As a Navigator, Sophie usually does a good job – after all we’ve got three navigation aids mounted to the dashboard! However they don’t document cycle tracks particularly well and while in Norway we managed to head off down such a track narrowly passing between cafes and their outside seating arrangements while getting some bemused stares from the locals!
We actually broke down twice while we were away. The first time was in the South of France when the van alerted us to the fact that the oil was low. A quick inspection revealed that it wasn’t so much low as it was pouring out of the bottom of the engine! This fortunately happened literally outside of Fiat Professional agent who after an initial assessment of “catastrophic!” was later downgraded to a loose oil filter and a bill for £30. We blame the Romanian roads!
The later breakdown was in the worse possible place. Morocco. Or so we thought! When the van failed to start some drama ensued finding and bringing Mechanics back to the van only for them to twist two wires together and it start in a few seconds. Fuel cut off solenoid was the diagnosis.
We picked up a fine in Bergan while Wild Camping at the side of the road because we were “within 12 metres of a bus stop”. A fairly obscure offence but probably not to Norwegians! We didn’t pay the fine and we’ve not heard anything about it over a year later.

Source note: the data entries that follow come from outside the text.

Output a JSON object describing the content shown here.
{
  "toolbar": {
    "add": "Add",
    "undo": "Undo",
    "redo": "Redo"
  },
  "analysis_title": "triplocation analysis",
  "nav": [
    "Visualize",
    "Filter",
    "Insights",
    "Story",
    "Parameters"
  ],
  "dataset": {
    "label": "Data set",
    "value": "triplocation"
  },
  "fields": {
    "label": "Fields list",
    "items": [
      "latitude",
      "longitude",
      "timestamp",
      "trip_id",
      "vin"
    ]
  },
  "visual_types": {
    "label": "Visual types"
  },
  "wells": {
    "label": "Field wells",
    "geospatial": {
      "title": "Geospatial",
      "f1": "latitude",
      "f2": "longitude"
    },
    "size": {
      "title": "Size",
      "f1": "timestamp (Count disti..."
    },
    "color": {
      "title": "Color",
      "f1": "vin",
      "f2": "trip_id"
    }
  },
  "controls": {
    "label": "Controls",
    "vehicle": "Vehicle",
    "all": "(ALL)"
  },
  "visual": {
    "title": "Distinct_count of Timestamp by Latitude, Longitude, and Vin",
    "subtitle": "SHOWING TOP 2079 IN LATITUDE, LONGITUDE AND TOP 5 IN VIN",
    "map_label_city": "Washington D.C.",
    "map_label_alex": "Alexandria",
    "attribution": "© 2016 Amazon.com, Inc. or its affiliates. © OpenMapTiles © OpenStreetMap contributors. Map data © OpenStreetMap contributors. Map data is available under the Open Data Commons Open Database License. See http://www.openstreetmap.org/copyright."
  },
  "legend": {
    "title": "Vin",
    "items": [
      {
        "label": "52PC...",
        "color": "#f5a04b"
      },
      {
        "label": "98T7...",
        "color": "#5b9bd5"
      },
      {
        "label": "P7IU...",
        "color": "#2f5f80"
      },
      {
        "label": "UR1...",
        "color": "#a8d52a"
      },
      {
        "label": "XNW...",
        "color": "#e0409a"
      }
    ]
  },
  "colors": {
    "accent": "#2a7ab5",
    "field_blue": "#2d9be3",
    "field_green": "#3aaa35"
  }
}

When Wild Camping in Greece we arrived at a beach near Parga where at least 15 others vans were present camping on the pier. We pulled off the road to check it out on foot to decide where we were going to park up. Easy enough, only we’d inadvertently pulled onto a particularly soft patch of sand and consequently got stuck up to our axels in the soft stuff. Bollocks! With help from two Germans and a Dutch, we eventually rock and push the van out of its rut.
We have a degree of bad luck when it comes to our chemical toilet and after a year of use it’s fair to say we have experienced much of what can go wrong with such a setup. The two incidents which stand out among others are when poor Sophie was having difficulty opening the trap after a Number 1. It turns out that the pressure had built up in the cassette after climbing over 1,000 metres into the Greek hills and when she eventually managed to open it the pressure blew the contents back into the van and all over unsuspecting Sophie. Fortunately our toilet is also in our shower room so a quick shower ensued and we both joked over how things could have been much worse if other “debris” had come into play!
The second incident was when our cassette indicated it was full with the red light illuminating on the tank. We continued on to our destination but unfortunately a mixture of an ill-fitting disposal lid and again altitude pressure resulted in the unit overflowing. Upon arriving at our destination we were greeted with, shall we say a large brown go-faster stripe down the side of the van where the contents had leaked out and dried while in motion. We feel sorry for anyone traveling behind us! We are now firmly of the belief that when the red light comes on, it’s already too late.
We usually fill two water containers before filling our fresh tanks, but on one occasion at Katakolo in Greece we didn’t. We had wondered why the cafes had refused to serve us tap water with our coffee and it transpired that the local water supply was a murky brown. Unfortunately we didn’t realise this until nearly 90 litres later, thank goodness for the drain down plug!
In Poland we noticed a nasty plastic taste in our on-board tanks, so bad that it actually felt like it was burning your mouth! We tried all sorts of flushing out and drops but couldn’t get to the route course. Two weeks later we discovered by accident that there was nothing wrong with our on-board tanks, but the high chlorine content of the water in Poland had reacted with our ridged hosepipe we were using for filling, which was contaminating the tank on every fill!
Upon arriving in Morocco our van promptly informed us that our brake pads were low. We found a brand spanking new Fiat dealership on the outskirts of Marrakesh where men in white overalls were unpacking diagnostic equipment and polishing their Snap-On tool chests. Brake pads were below them but the parts centre in Marrakesh did have them. After a couple of hair raising attempts we decided we’d manage – and manage we did for another 5,000 miles. Needless to say new discs and pads were fitted as soon as we got home!
We have a SOG fitted and the cassette is always vented to the outside. So no pressure build-up.
It's expensive to buy but as you don't need to buy anymore chemicals, the cost will be recovered before too many miles.